→ **PROBLEM**: Which lines of the material contain the word "新規ユーザ登録"? Show each one.

**** SUPPLIED RECORDS ****

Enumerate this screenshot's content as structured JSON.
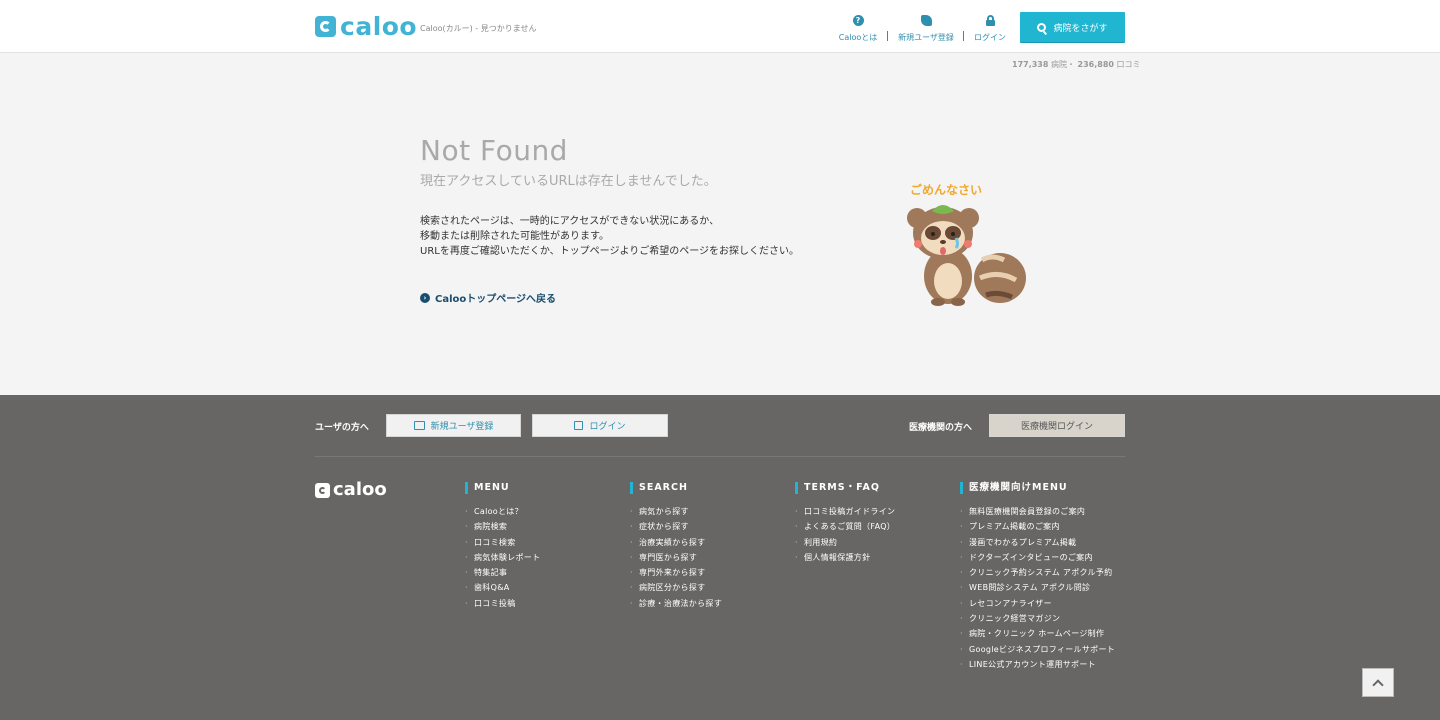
{
  "header": {
    "logo_text": "caloo",
    "tagline": "Caloo(カルー) - 見つかりません",
    "nav": [
      {
        "label": "Calooとは",
        "icon": "question-icon"
      },
      {
        "label": "新規ユーザ登録",
        "icon": "beginner-leaf-icon"
      },
      {
        "label": "ログイン",
        "icon": "lock-icon"
      }
    ],
    "search_label": "病院をさがす",
    "stats": {
      "hospitals_count": "177,338",
      "hospitals_label": "病院・",
      "reviews_count": "236,880",
      "reviews_label": "口コミ"
    }
  },
  "main": {
    "title": "Not Found",
    "subtitle": "現在アクセスしているURLは存在しませんでした。",
    "body": [
      "検索されたページは、一時的にアクセスができない状況にあるか、",
      "移動または削除された可能性があります。",
      "URLを再度ご確認いただくか、トップページよりご希望のページをお探しください。"
    ],
    "back_link": "Calooトップページへ戻る",
    "mascot_text": "ごめんなさい"
  },
  "footer": {
    "user_label": "ユーザの方へ",
    "register_label": "新規ユーザ登録",
    "login_label": "ログイン",
    "medical_label": "医療機関の方へ",
    "medical_login_label": "医療機関ログイン",
    "logo_text": "caloo",
    "columns": [
      {
        "title": "MENU",
        "items": [
          "Calooとは？",
          "病院検索",
          "口コミ検索",
          "病気体験レポート",
          "特集記事",
          "歯科Q&A",
          "口コミ投稿"
        ]
      },
      {
        "title": "SEARCH",
        "items": [
          "病気から探す",
          "症状から探す",
          "治療実績から探す",
          "専門医から探す",
          "専門外来から探す",
          "病院区分から探す",
          "診療・治療法から探す"
        ]
      },
      {
        "title": "TERMS・FAQ",
        "items": [
          "口コミ投稿ガイドライン",
          "よくあるご質問（FAQ）",
          "利用規約",
          "個人情報保護方針"
        ]
      },
      {
        "title": "医療機関向けMENU",
        "items": [
          "無料医療機関会員登録のご案内",
          "プレミアム掲載のご案内",
          "漫画でわかるプレミアム掲載",
          "ドクターズインタビューのご案内",
          "クリニック予約システム アポクル予約",
          "WEB問診システム アポクル問診",
          "レセコンアナライザー",
          "クリニック経営マガジン",
          "病院・クリニック ホームページ制作",
          "Googleビジネスプロフィールサポート",
          "LINE公式アカウント運用サポート"
        ]
      }
    ]
  },
  "colors": {
    "accent": "#20b5d1",
    "logo": "#41b4d6",
    "footer_bg": "#686664"
  }
}
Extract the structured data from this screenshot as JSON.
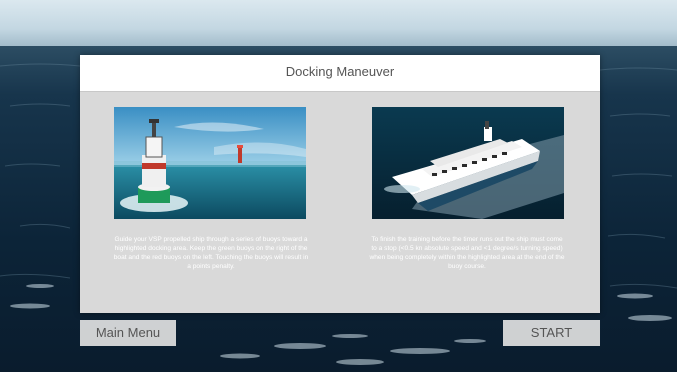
{
  "dialog": {
    "title": "Docking Maneuver",
    "left_description": "Guide your VSP propelled ship through a series of buoys toward a highlighted docking area. Keep the green buoys on the right of the boat and the red buoys on the left. Touching the buoys will result in a points penalty.",
    "right_description": "To finish the training before the timer runs out the ship must come to a stop (<0.5 kn absolute speed and <1 degree/s turning speed) when being completely within the highlighted area at the end of the buoy course."
  },
  "buttons": {
    "main_menu": "Main Menu",
    "start": "START"
  },
  "images": {
    "left": "buoy-scene-image",
    "right": "ferry-docking-image"
  },
  "colors": {
    "panel_bg": "#d9d9d9",
    "header_bg": "#ffffff",
    "title_text": "#555555",
    "sea_dark": "#0b1f31"
  }
}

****

→ **OUTPUT OF THE EXERCISE**:
        "label": "新規ユーザ登録",
    "register_label": "新規ユーザ登録",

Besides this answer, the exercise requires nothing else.